Know well that in the sight of God there are certain matters which are very lofty and sublime which are sometimes considered worthless and inferior by people; while there are other things cherished and esteemed by people, which are considered worthless and inferior by God.

Grab a copy.

LINKS

Tonia Peckover is one of my favorites. She's one of the rare pearls of the internet, and has been stretching her poetry across the screen these days. She posted this piece on the Rwandan genocide memorial. Warning: take a deep breath before reading.

It's Holy Week, the week Christianity commemorates the death, burial, and resurrection of Christ. Head on over to Deeper Story for John Blase's piece Happy Easter Chuck.

I've loved all the posts that have come from Haiti, but none more than those from Laura Tremaine. She's been honest with her misgivings and assumption. It been refreshing. She writes:

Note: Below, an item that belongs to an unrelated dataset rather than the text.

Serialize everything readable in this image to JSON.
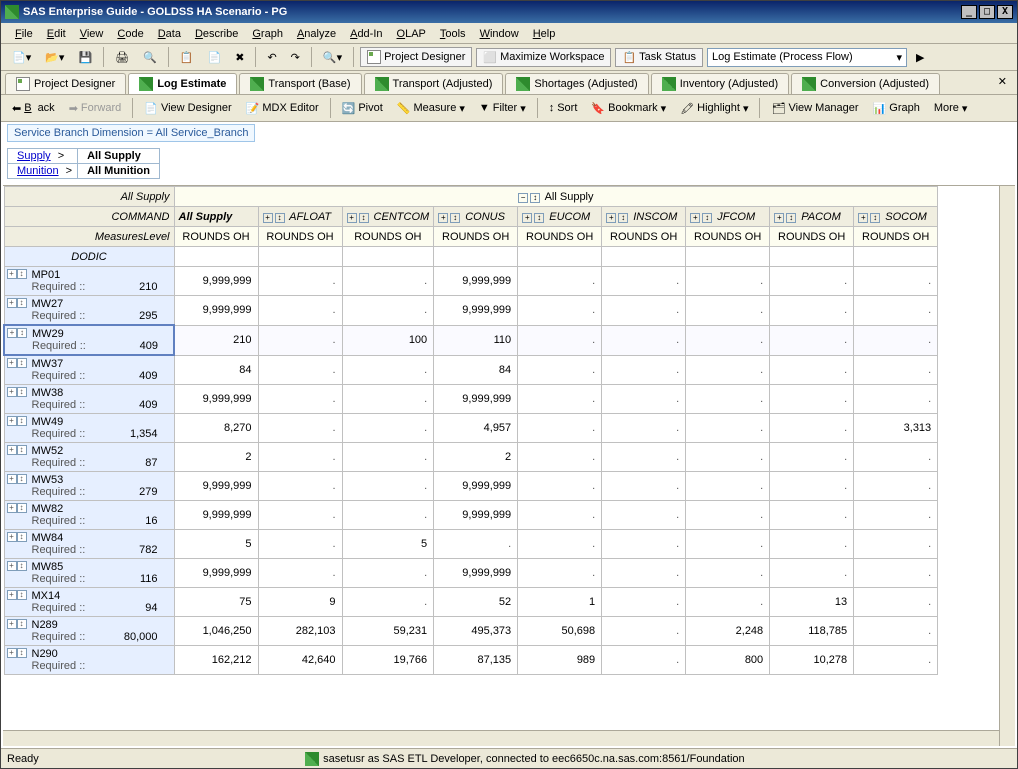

But how, then, were these children seeing us? As novelties? From the outside, did we look like poverty tourists? We had translators, but how can I know how we were actually presented? As the hours slipped by with children in my lap, it ceased to matter. The only person over-thinking this particular relationship between giver and receiver was me.

PHOTOS

Mike Rusch has been taking photos of the unsung heroes, those whose names you will never know.

Of this photo, he writes:

You'll never know his name but he works with Haitian government to accept children into Ferrier Village that were rescued from Human Trafficking. The world needs more heroes like this.

VIDEO:

Were you there?

MUSIC:

Did you dig into The Oh Hello's 2012 album, Through the Deep, Dark Valley? If you missed this one, here's your chance:

Thanks for stopping in this week. See you soon.

On the Occasion of Mike's 40th Birthday (or "Gather You Fires")

There are band of good people that I know, and Mike Rusch is the chief among them. I've penned this for him, and them, on the occasion of his 40th birthday.I promised poetry this year. Here's one of the first installments.

*****

There are kin-lights recognizable in the best brothers-- the spark of saints' names spoken, wive's held like own Aphrodites, Somali-starred stories, the memory of the frailest soul lost, the mention of village where daughters, nieces, neighbors, sisters were born into an acquired taste for air, for our wounded lungs, for the notion of forgotten, remembered.

Gather you fires-- awake in the collective-- rare though it gathers, short though it's lived, small though it seems; We are.

Lights are again and again, like the ashes of last year's Lent, and next year's, the dogged birthmarking of our natures, best and worst, together.

Gather you fires best-- awake in the collective-- in the feasting, in communion wine, and there find that we together are more than ashes. We are, a briliant, unforgettable constellation.

*For regular updates, follow me on Twitter or like my Facebook page.